Work request:
Repeat the listing that follows exactly. Pictures are not part of the copy.

Input for this task:
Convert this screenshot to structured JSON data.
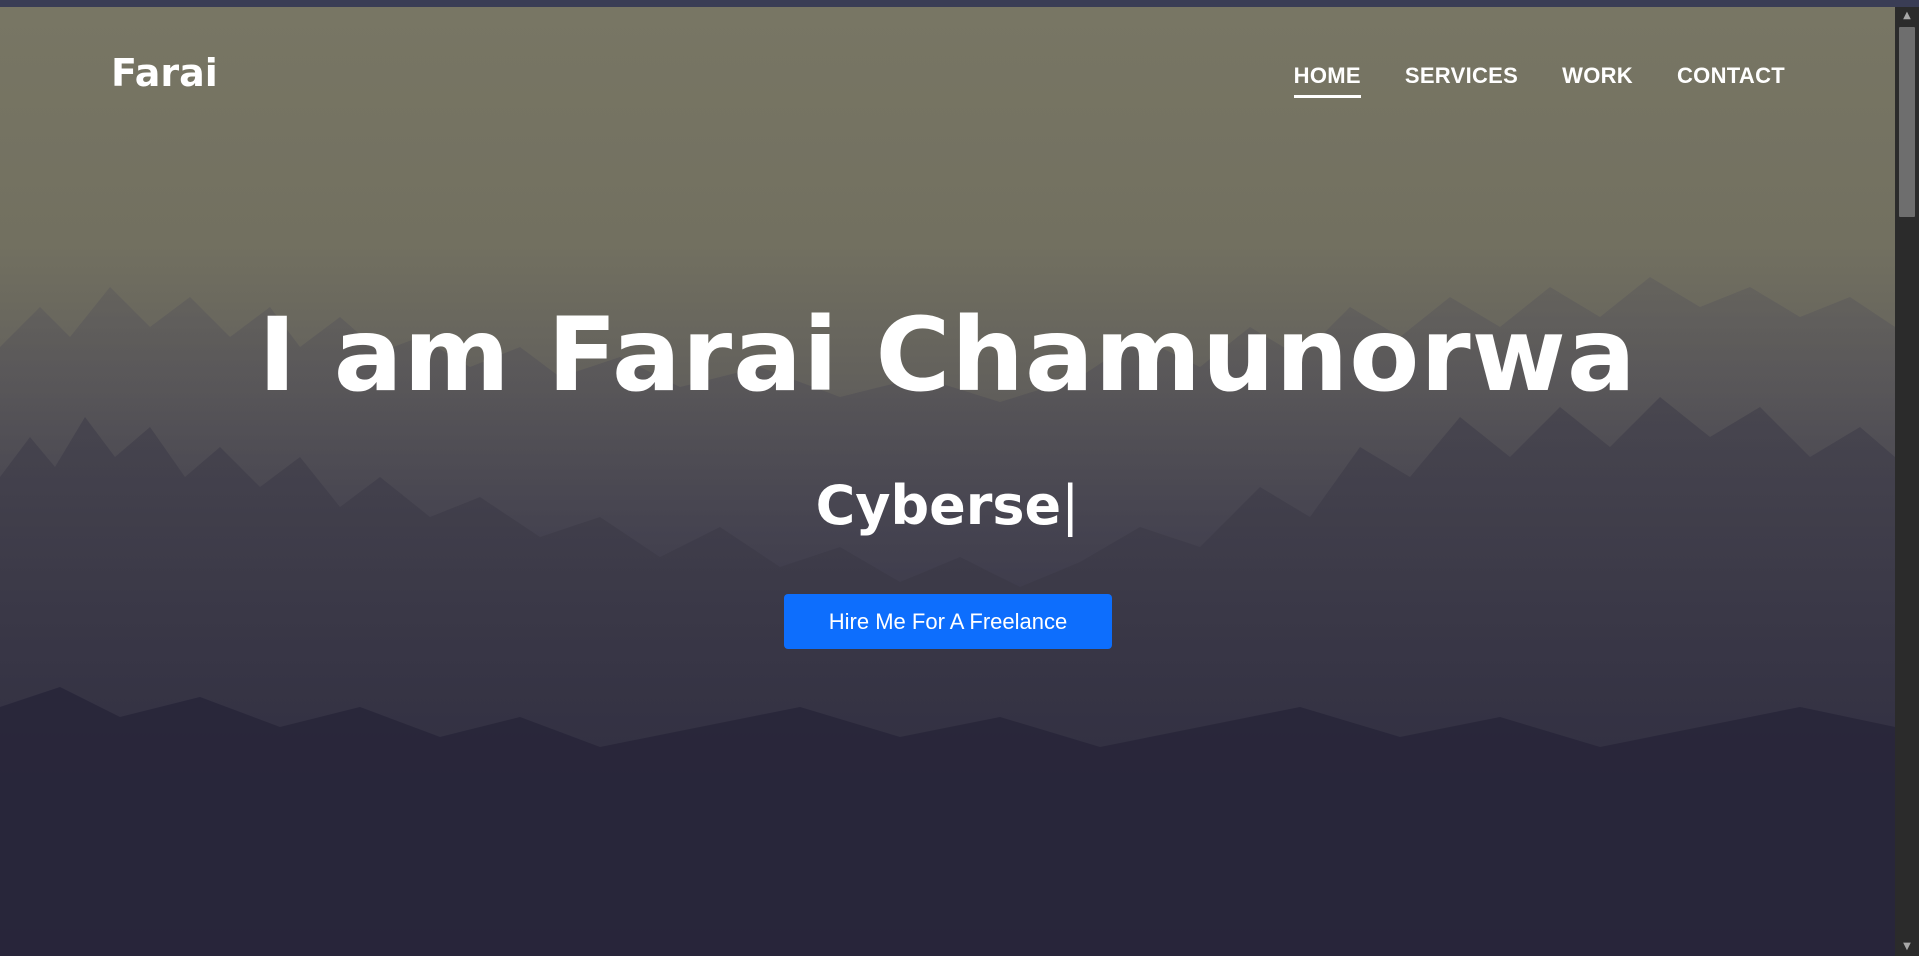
{
  "brand": "Farai",
  "nav": {
    "items": [
      {
        "label": "HOME",
        "active": true
      },
      {
        "label": "SERVICES",
        "active": false
      },
      {
        "label": "WORK",
        "active": false
      },
      {
        "label": "CONTACT",
        "active": false
      }
    ]
  },
  "hero": {
    "title": "I am Farai Chamunorwa",
    "typed_text": "Cyberse",
    "cursor": "|",
    "button_label": "Hire Me For A Freelance"
  },
  "colors": {
    "button": "#0d6efd",
    "text": "#ffffff",
    "scrollbar": "#2b2b2b",
    "scroll_thumb": "#6e6e6e"
  },
  "icons": {
    "scroll_up": "triangle-up-icon",
    "scroll_down": "triangle-down-icon"
  }
}
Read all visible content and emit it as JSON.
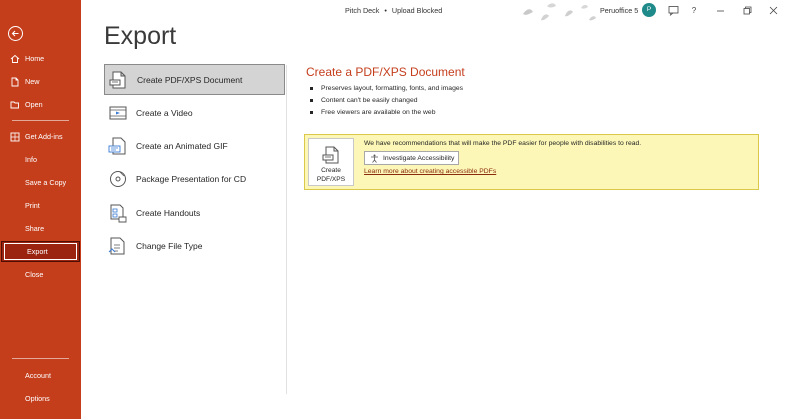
{
  "window": {
    "doc_title": "Pitch Deck",
    "separator": "•",
    "status": "Upload Blocked",
    "user_name": "Peruoffice 5",
    "avatar_initial": "P",
    "help_label": "?"
  },
  "sidebar": {
    "items": [
      {
        "label": "Home",
        "icon": "home-icon"
      },
      {
        "label": "New",
        "icon": "new-document-icon"
      },
      {
        "label": "Open",
        "icon": "folder-open-icon"
      },
      {
        "label": "Get Add-ins",
        "icon": "add-ins-grid-icon"
      },
      {
        "label": "Info"
      },
      {
        "label": "Save a Copy"
      },
      {
        "label": "Print"
      },
      {
        "label": "Share"
      },
      {
        "label": "Export",
        "active": true
      },
      {
        "label": "Close"
      }
    ],
    "bottom_items": [
      {
        "label": "Account"
      },
      {
        "label": "Options"
      }
    ]
  },
  "main": {
    "title": "Export",
    "options": [
      {
        "label": "Create PDF/XPS Document",
        "icon": "pdf-document-icon",
        "selected": true
      },
      {
        "label": "Create a Video",
        "icon": "video-icon"
      },
      {
        "label": "Create an Animated GIF",
        "icon": "gif-icon"
      },
      {
        "label": "Package Presentation for CD",
        "icon": "cd-package-icon"
      },
      {
        "label": "Create Handouts",
        "icon": "handouts-icon"
      },
      {
        "label": "Change File Type",
        "icon": "change-file-type-icon"
      }
    ]
  },
  "detail": {
    "title": "Create a PDF/XPS Document",
    "bullets": [
      "Preserves layout, formatting, fonts, and images",
      "Content can't be easily changed",
      "Free viewers are available on the web"
    ],
    "create_button_line1": "Create",
    "create_button_line2": "PDF/XPS",
    "recommendation": "We have recommendations that will make the PDF easier for people with disabilities to read.",
    "accessibility_button": "Investigate Accessibility",
    "learn_more_link": "Learn more about creating accessible PDFs"
  },
  "colors": {
    "sidebar_bg": "#c43e1c",
    "sidebar_active": "#9a2410",
    "accent_text": "#c43e1c",
    "recommendation_bg": "#fcf7b6",
    "avatar_bg": "#1f8a8a"
  }
}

Solution for this task:
Convert this screenshot to structured JSON data.
{
  "brand": "Farai",
  "nav": {
    "items": [
      {
        "label": "HOME",
        "active": true
      },
      {
        "label": "SERVICES",
        "active": false
      },
      {
        "label": "WORK",
        "active": false
      },
      {
        "label": "CONTACT",
        "active": false
      }
    ]
  },
  "hero": {
    "title": "I am Farai Chamunorwa",
    "typed_text": "Cyberse",
    "cursor": "|",
    "button_label": "Hire Me For A Freelance"
  },
  "colors": {
    "button": "#0d6efd",
    "text": "#ffffff",
    "scrollbar": "#2b2b2b",
    "scroll_thumb": "#6e6e6e"
  },
  "icons": {
    "scroll_up": "triangle-up-icon",
    "scroll_down": "triangle-down-icon"
  }
}
Read all visible content and emit it as JSON.
{
  "window": {
    "doc_title": "Pitch Deck",
    "separator": "•",
    "status": "Upload Blocked",
    "user_name": "Peruoffice 5",
    "avatar_initial": "P",
    "help_label": "?"
  },
  "sidebar": {
    "items": [
      {
        "label": "Home",
        "icon": "home-icon"
      },
      {
        "label": "New",
        "icon": "new-document-icon"
      },
      {
        "label": "Open",
        "icon": "folder-open-icon"
      },
      {
        "label": "Get Add-ins",
        "icon": "add-ins-grid-icon"
      },
      {
        "label": "Info"
      },
      {
        "label": "Save a Copy"
      },
      {
        "label": "Print"
      },
      {
        "label": "Share"
      },
      {
        "label": "Export",
        "active": true
      },
      {
        "label": "Close"
      }
    ],
    "bottom_items": [
      {
        "label": "Account"
      },
      {
        "label": "Options"
      }
    ]
  },
  "main": {
    "title": "Export",
    "options": [
      {
        "label": "Create PDF/XPS Document",
        "icon": "pdf-document-icon",
        "selected": true
      },
      {
        "label": "Create a Video",
        "icon": "video-icon"
      },
      {
        "label": "Create an Animated GIF",
        "icon": "gif-icon"
      },
      {
        "label": "Package Presentation for CD",
        "icon": "cd-package-icon"
      },
      {
        "label": "Create Handouts",
        "icon": "handouts-icon"
      },
      {
        "label": "Change File Type",
        "icon": "change-file-type-icon"
      }
    ]
  },
  "detail": {
    "title": "Create a PDF/XPS Document",
    "bullets": [
      "Preserves layout, formatting, fonts, and images",
      "Content can't be easily changed",
      "Free viewers are available on the web"
    ],
    "create_button_line1": "Create",
    "create_button_line2": "PDF/XPS",
    "recommendation": "We have recommendations that will make the PDF easier for people with disabilities to read.",
    "accessibility_button": "Investigate Accessibility",
    "learn_more_link": "Learn more about creating accessible PDFs"
  },
  "colors": {
    "sidebar_bg": "#c43e1c",
    "sidebar_active": "#9a2410",
    "accent_text": "#c43e1c",
    "recommendation_bg": "#fcf7b6",
    "avatar_bg": "#1f8a8a"
  }
}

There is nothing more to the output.